Further fluids should be given as necessary and recognise that large volumes of fluid may are required for patients with anaphylaxis (e.g. up to 5 litres in adults). With larger volumes of fluid, a balanced crystalloid (e.g. Hartmann’s) is preferred to 0.9% sodium chloride.
Defined as anaphylaxis requiring ongoing treatment despite two appropriate doses of adrenaline.
The exact mechanism of refractory anaphylaxis is poorly understood. However, it is likely due to a combination of delayed administration of adrenaline, ongoing release of inflammatory mediators or diminished response to adrenaline.
Patient with refractory anaphylaxis should be referred to the critical care team for ongoing support.
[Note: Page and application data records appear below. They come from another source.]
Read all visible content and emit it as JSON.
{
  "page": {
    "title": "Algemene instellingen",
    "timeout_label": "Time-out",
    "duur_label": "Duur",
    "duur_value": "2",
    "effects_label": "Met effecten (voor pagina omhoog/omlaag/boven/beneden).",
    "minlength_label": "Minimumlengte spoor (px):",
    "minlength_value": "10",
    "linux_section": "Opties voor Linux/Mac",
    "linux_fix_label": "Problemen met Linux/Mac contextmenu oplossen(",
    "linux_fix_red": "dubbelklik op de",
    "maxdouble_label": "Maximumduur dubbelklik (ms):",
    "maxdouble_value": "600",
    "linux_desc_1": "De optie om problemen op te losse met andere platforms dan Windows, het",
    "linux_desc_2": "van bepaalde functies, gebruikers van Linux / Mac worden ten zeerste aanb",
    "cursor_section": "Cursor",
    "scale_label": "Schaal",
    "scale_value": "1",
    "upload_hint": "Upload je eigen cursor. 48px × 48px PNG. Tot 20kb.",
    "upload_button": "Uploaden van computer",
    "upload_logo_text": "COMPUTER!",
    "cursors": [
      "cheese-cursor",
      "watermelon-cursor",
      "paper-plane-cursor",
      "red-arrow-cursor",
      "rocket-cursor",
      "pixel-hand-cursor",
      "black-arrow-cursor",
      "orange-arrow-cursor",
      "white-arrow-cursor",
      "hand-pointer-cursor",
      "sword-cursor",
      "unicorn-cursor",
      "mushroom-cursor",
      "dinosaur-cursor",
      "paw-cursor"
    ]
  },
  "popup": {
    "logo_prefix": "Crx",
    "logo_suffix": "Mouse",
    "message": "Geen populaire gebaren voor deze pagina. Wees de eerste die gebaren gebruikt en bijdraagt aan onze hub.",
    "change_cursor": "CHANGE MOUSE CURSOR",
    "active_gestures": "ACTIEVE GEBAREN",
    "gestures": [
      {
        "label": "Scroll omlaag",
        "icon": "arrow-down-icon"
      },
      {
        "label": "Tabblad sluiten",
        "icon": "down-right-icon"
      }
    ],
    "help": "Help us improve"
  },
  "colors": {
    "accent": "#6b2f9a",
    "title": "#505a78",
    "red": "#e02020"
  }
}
The principal treatment is initiation of an adrenaline infusion. Repeated doses of intramuscular adrenaline should be given at 5 minute intervals whilst the intravenous infusion is being prepared and ongoing fluid resuscitation should be administered.
For more information, see the refractory anaphylaxis algorithm published by the resuscitation council.
This refers to the recurrence of symptoms several hours later in the absence of exposure to the allergen.
The biphasic reaction is estimated to occur in around 5% of patients with anaphylaxis. The median time to developing a biphasic reaction is 12 hours. It can be difficult to distinguish this reaction from sustained anaphylaxis that had a transient response to adrenaline or further absorption of the allergen in the gastrointestinal tract (food allergies).
Risk factors for developing a biphasic reaction include:
Due to the risk of a biphasic reaction patients are traditionally observed for a period of 6-12 hours, however, fatal outcomes are very rare. More recently, depending on a patients risk of developing a biphasic reaction, observation may be for a shorter period of time.
Specific criteria are outlined in the resuscitation council guidelines on anaphylaxis that help to determine a patients risk of anaphylaxis. For considering early discharge (i.e. within 2 hours), several criteria must be met that includes already having unused adrenaline auto-injectors and knowing how to use them.
Information on discharge and follow-up in an allergy clinic are important following anaphylaxis.
Several broad principles are required prior to discharging a patient following an anaphylactic reaction.
All patients should be referred to an allergic clinic on discharge. Each patient will be reviewed by a clinical immunologist or allergist to determine whether the reaction was true anaphylaxis and the likely underlying cause. This should be conducted in an outpatient clinic once the patient is stable and discharged from hospital
Numerous test can be requested including mast cell tryptase to compare with the level at the time of the reaction, allergen-specific IgE antibodies and skin-prick testing.
Anaphylaxis is a life-threatening condition that can lead to death without urgent treatment.
Without treatment, anaphylaxis can be fatal but thankfully the mortality is estimated as <1% in patients presenting to hospital. Approximately 50% of deaths are due to circulatory collapse (shock) and 50% due to respiratory arrest.
Allergic reaction secondary to food are more likely to lead to respiratory arrest. Insect stings/bites and medications are more likely to lead to circulatory collapse.
Have comments about these notes? Leave us feedback